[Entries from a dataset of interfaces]
========================================================================
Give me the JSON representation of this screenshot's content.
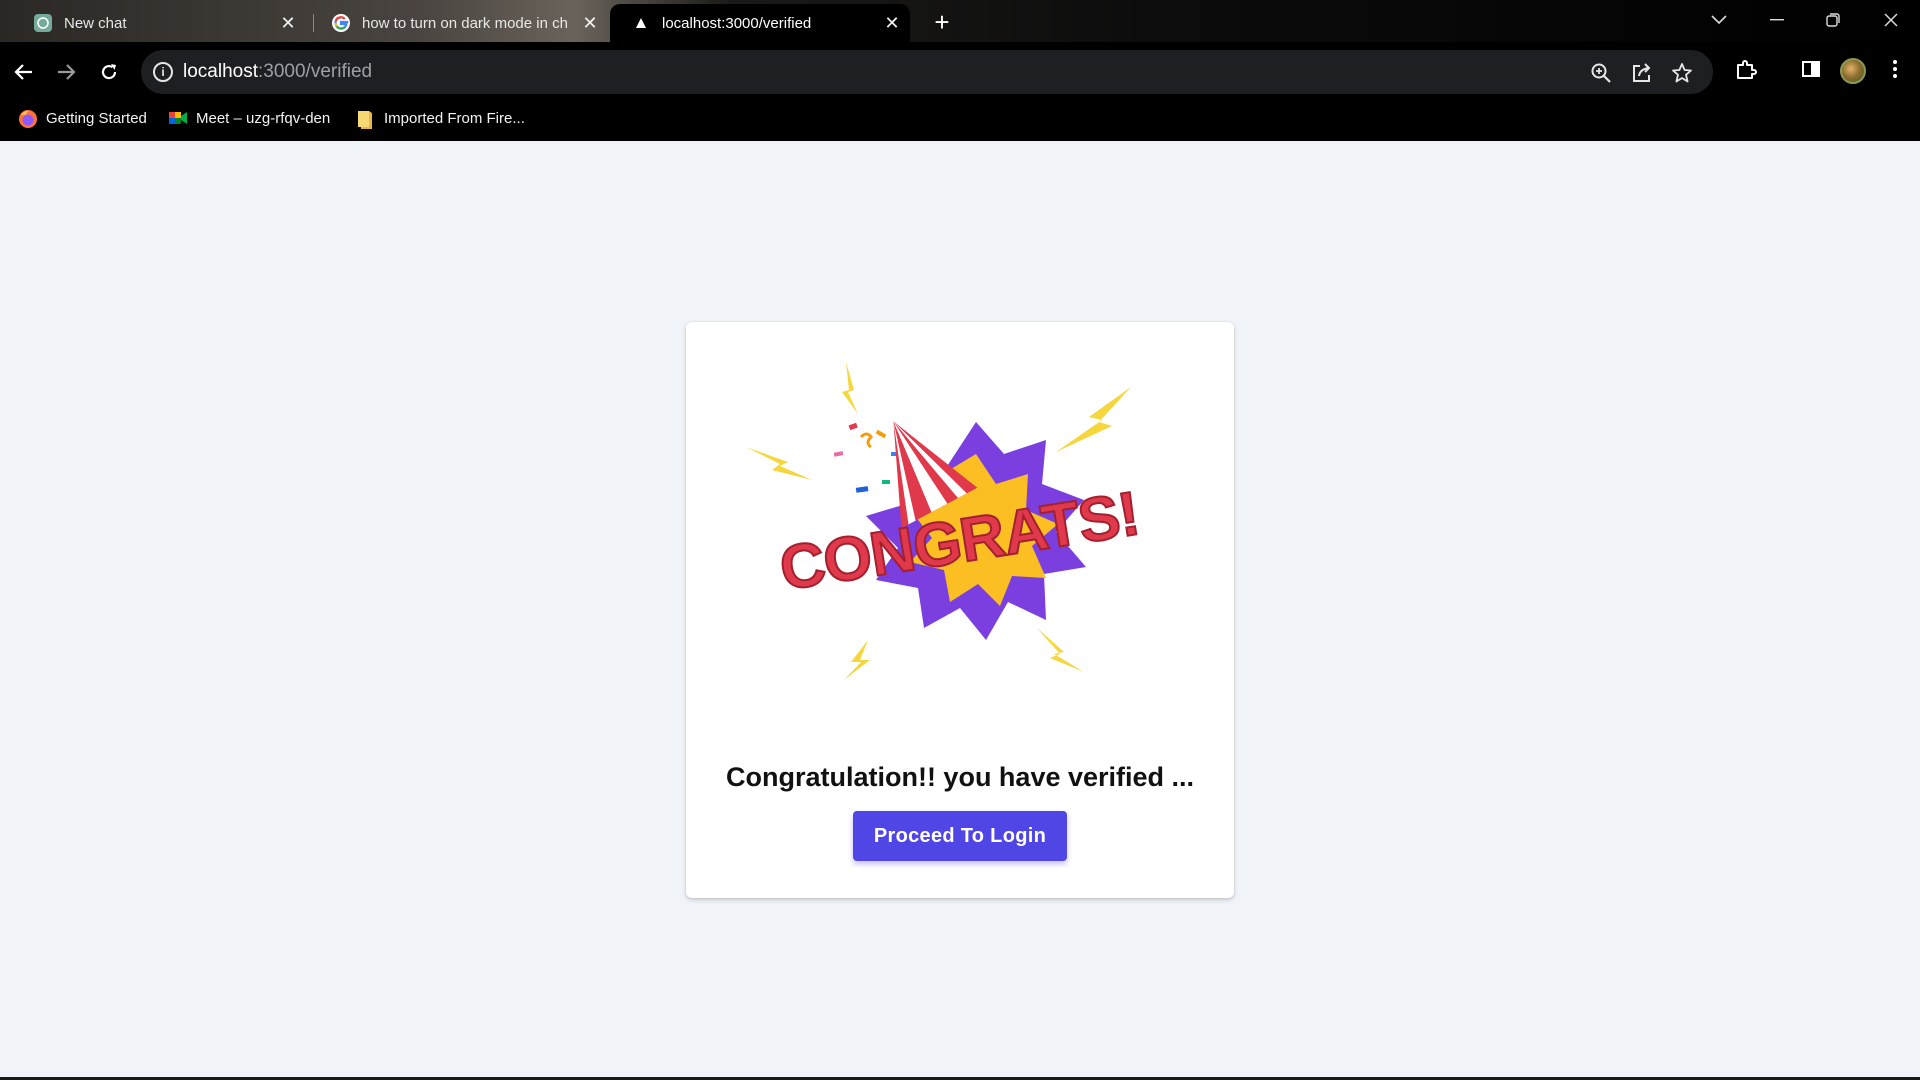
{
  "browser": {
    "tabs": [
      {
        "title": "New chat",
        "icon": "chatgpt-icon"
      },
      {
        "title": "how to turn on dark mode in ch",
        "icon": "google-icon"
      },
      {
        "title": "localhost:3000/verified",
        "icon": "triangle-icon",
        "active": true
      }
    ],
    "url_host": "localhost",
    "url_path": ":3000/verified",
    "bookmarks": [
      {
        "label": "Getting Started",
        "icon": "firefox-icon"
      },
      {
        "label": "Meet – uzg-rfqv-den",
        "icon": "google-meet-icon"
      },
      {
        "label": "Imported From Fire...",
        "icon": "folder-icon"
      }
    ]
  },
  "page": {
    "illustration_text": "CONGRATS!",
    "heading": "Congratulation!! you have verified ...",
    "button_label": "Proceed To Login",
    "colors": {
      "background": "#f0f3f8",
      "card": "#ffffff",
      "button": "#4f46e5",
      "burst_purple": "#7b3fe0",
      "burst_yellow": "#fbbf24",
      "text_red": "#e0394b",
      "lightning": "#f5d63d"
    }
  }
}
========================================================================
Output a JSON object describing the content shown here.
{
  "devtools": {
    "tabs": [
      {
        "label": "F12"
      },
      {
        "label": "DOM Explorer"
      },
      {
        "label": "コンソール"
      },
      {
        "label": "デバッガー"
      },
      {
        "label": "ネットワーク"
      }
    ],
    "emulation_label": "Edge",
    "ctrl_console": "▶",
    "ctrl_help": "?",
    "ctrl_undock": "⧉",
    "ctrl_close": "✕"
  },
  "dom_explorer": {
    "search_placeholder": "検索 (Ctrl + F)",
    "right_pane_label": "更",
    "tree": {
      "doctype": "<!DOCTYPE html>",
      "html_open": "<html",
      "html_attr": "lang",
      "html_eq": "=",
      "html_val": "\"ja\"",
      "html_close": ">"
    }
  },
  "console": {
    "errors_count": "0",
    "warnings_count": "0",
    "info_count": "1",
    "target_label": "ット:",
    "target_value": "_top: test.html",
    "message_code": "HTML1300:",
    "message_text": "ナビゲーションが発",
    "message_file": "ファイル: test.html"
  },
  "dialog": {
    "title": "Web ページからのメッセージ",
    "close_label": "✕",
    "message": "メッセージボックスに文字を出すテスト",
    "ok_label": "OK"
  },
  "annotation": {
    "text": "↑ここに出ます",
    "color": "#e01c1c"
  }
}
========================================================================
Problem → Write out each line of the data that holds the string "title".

Your solution →
        "title": "New chat",
        "title": "how to turn on dark mode in ch",
        "title": "localhost:3000/verified",
    "title": "Web ページからのメッセージ",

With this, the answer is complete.